MOORE — Nothing can take away the feeling of home. Not even a tornado.
As the wind whipped across the turf and large dark clouds hung overhead on Tuesday, the sounds of whistles and airhorns were joined by the buzz of construction tools at the Southmoore football team's practice.
It was the SaberCats' first official practice since May 20, when an EF-5 tornado broke the foundation of so many houses and turned the football players into a cleanup crew that helped their hurting community.
Southmoore is already starting to recover, grow and learn from that.
Among the more than 80 players who practiced on Tuesday evening until nearly 9:30 p.m. were 22 who lost their homes to the tornado. In honor of them and the city of Moore, the team practiced with navy blue helmets featuring a small decal: An outline of the state of Oklahoma and the letters “OK.”
Two SaberCats who are still affected by that devastation are freshman safety Gervarrius Owens and senior tight end Brandon Garrison.
Every day, Owens drives in from Norman while Garrison drives from Mustang — their new residences.
Their houses once stood in Moore. Neither of them believed they lost almost everything until they saw those houses wiped from their foundations.
Since May 20, their team and community stepped in.
“They've given us so much,” Owens said. “It's just a real blessing. It was a real shocker to have everything and then go to absolutely nothing.”
Said Garrison: “They did everything. They gave us food, they gave us money. They gave us clothes. They even offered us a place to stay or if we wanted to talk. They became more family through this situation than I realized they were before.”
Moore is just starting to rebuild, and so is the Southmoore football team. Out of the three Moore public high schools, Southmoore's students and staff were left with the worst from the tornado's devastation.
And the SaberCats started their practice talking about rebuilding.

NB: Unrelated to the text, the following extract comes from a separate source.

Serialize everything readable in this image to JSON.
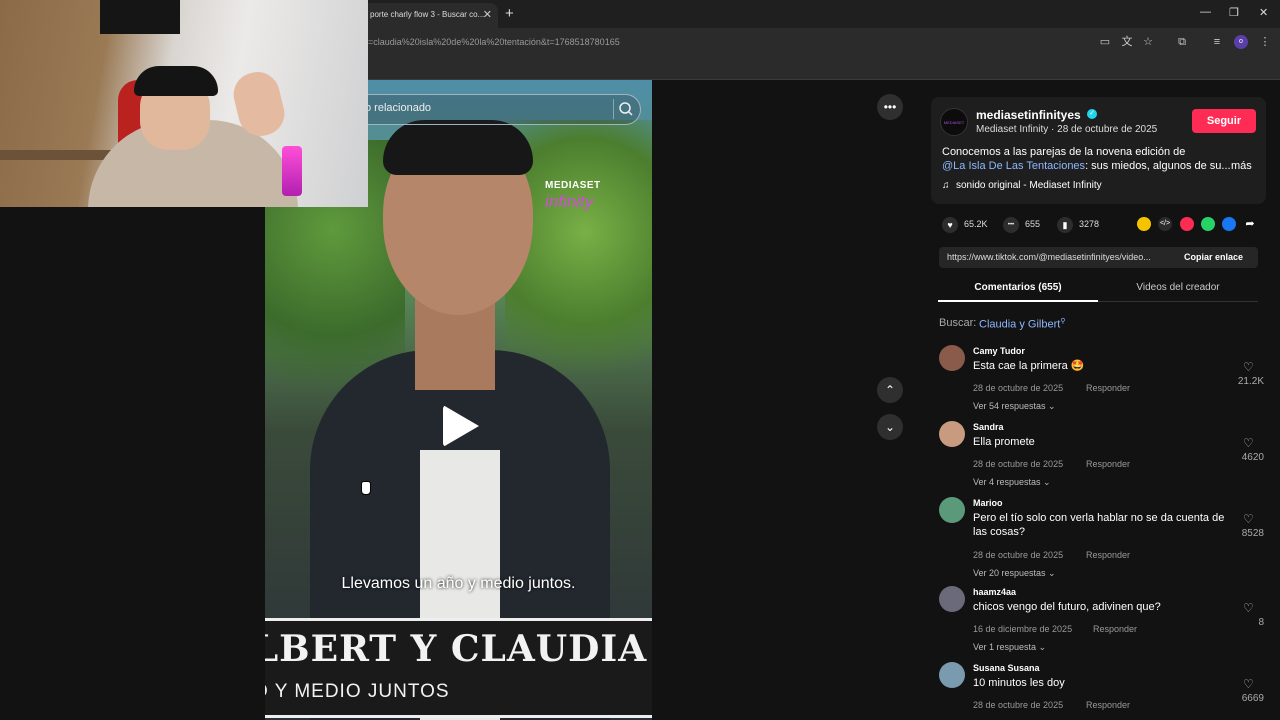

“Everybody can start,” running backs coach Spencer Braggs said. “Who's gonna finish? It's about foundation. Lay that foundation today. We start today.”

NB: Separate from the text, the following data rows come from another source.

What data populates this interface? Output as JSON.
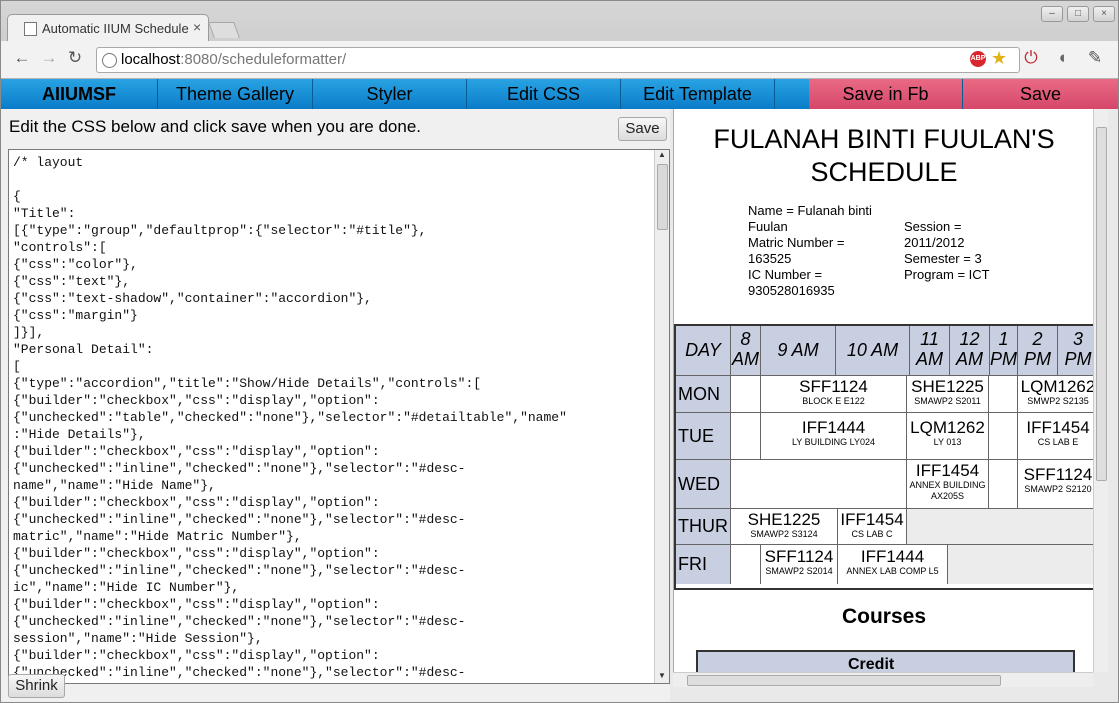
{
  "browser": {
    "tab_title": "Automatic IIUM Schedule",
    "close_glyph": "×",
    "url_host": "localhost",
    "url_path": ":8080/scheduleformatter/",
    "abp_label": "ABP"
  },
  "menu": {
    "brand": "AIIUMSF",
    "items": [
      "Theme Gallery",
      "Styler",
      "Edit CSS",
      "Edit Template"
    ],
    "save_fb": "Save in Fb",
    "save": "Save",
    "colors": {
      "bar": "#1a8fd6",
      "fb": "#dc5373"
    }
  },
  "editor": {
    "instructions": "Edit the CSS below and click save when you are done.",
    "save_label": "Save",
    "shrink_label": "Shrink",
    "content": "/* layout\n\n{\n\"Title\":\n[{\"type\":\"group\",\"defaultprop\":{\"selector\":\"#title\"},\n\"controls\":[\n{\"css\":\"color\"},\n{\"css\":\"text\"},\n{\"css\":\"text-shadow\",\"container\":\"accordion\"},\n{\"css\":\"margin\"}\n]}],\n\"Personal Detail\":\n[\n{\"type\":\"accordion\",\"title\":\"Show/Hide Details\",\"controls\":[\n{\"builder\":\"checkbox\",\"css\":\"display\",\"option\":\n{\"unchecked\":\"table\",\"checked\":\"none\"},\"selector\":\"#detailtable\",\"name\"\n:\"Hide Details\"},\n{\"builder\":\"checkbox\",\"css\":\"display\",\"option\":\n{\"unchecked\":\"inline\",\"checked\":\"none\"},\"selector\":\"#desc-\nname\",\"name\":\"Hide Name\"},\n{\"builder\":\"checkbox\",\"css\":\"display\",\"option\":\n{\"unchecked\":\"inline\",\"checked\":\"none\"},\"selector\":\"#desc-\nmatric\",\"name\":\"Hide Matric Number\"},\n{\"builder\":\"checkbox\",\"css\":\"display\",\"option\":\n{\"unchecked\":\"inline\",\"checked\":\"none\"},\"selector\":\"#desc-\nic\",\"name\":\"Hide IC Number\"},\n{\"builder\":\"checkbox\",\"css\":\"display\",\"option\":\n{\"unchecked\":\"inline\",\"checked\":\"none\"},\"selector\":\"#desc-\nsession\",\"name\":\"Hide Session\"},\n{\"builder\":\"checkbox\",\"css\":\"display\",\"option\":\n{\"unchecked\":\"inline\",\"checked\":\"none\"},\"selector\":\"#desc-"
  },
  "schedule": {
    "title": "FULANAH BINTI FUULAN'S SCHEDULE",
    "details_left": [
      "Name = Fulanah binti",
      "Fuulan",
      "Matric Number =",
      "163525",
      "IC Number =",
      "930528016935"
    ],
    "details_right": [
      "Session =",
      "2011/2012",
      "Semester = 3",
      "Program = ICT"
    ],
    "header": [
      "DAY",
      "8 AM",
      "9 AM",
      "10 AM",
      "11 AM",
      "12 AM",
      "1 PM",
      "2 PM",
      "3 PM"
    ],
    "days": [
      {
        "name": "MON",
        "slots": [
          {
            "code": "SFF1124",
            "room": "BLOCK E E122"
          },
          {
            "code": "SHE1225",
            "room": "SMAWP2 S2011"
          },
          {
            "code": "LQM1262",
            "room": "SMWP2 S2135"
          }
        ]
      },
      {
        "name": "TUE",
        "slots": [
          {
            "code": "IFF1444",
            "room": "LY BUILDING LY024"
          },
          {
            "code": "LQM1262",
            "room": "LY 013"
          },
          {
            "code": "IFF1454",
            "room": "CS LAB E"
          }
        ]
      },
      {
        "name": "WED",
        "slots": [
          {
            "code": "IFF1454",
            "room": "ANNEX BUILDING AX205S"
          },
          {
            "code": "SFF1124",
            "room": "SMAWP2 S2120"
          }
        ]
      },
      {
        "name": "THUR",
        "slots": [
          {
            "code": "SHE1225",
            "room": "SMAWP2 S3124"
          },
          {
            "code": "IFF1454",
            "room": "CS LAB C"
          }
        ]
      },
      {
        "name": "FRI",
        "slots": [
          {
            "code": "SFF1124",
            "room": "SMAWP2 S2014"
          },
          {
            "code": "IFF1444",
            "room": "ANNEX LAB COMP L5"
          }
        ]
      }
    ],
    "courses_heading": "Courses",
    "courses_col_credit": "Credit",
    "colors": {
      "header_bg": "#c8cfe0"
    }
  }
}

Off they went. It wasn't a pity-party practice. It was just football. Head coach Jeff Brickman ran his players as close to full speed without pads as he could get them.

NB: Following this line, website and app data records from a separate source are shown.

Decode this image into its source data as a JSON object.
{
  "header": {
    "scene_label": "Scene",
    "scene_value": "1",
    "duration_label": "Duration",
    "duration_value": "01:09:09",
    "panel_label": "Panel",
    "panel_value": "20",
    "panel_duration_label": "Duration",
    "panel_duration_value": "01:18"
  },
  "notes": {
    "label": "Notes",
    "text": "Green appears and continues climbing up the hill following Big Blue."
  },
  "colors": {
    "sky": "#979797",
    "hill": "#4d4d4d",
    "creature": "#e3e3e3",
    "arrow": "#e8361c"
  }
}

But it didn't start as a normal practice. A television station placed a mic on Brickman's gray “Carpe Diem” shirt. Everything he said for the first 20 minutes of practice was recorded.
The crew that ran the cameras that recorded practice was worried midway through about the clouds above.
“I felt a raindrop,” one said.
Southmoore's athletic trainer assured them the closest storm was two hours northwest, but there was a temperature drop of more than 10 degrees from the start of practice to the end.
The SaberCats ran through offensive and defensive schemes, drilled and ran plays as couples walked their babies and others ran for a workout around the track that frames the field.
From the bleachers, blue tarps on houses were visible. A parent watching practice wore her “Moore Strong” shirt. Less than a half mile north were the letters “HOPE” stuck into a metal fence.
In the end, it was a healing community and a healing football team having a football practice complete with consequences, instructions, yelling coaches and adjustments.
“Today was great, seeing people with smiles on their faces instead of frowns and worries,” Owens said. “When you get on a football field, you really don't think about anything. It's kind of like home.”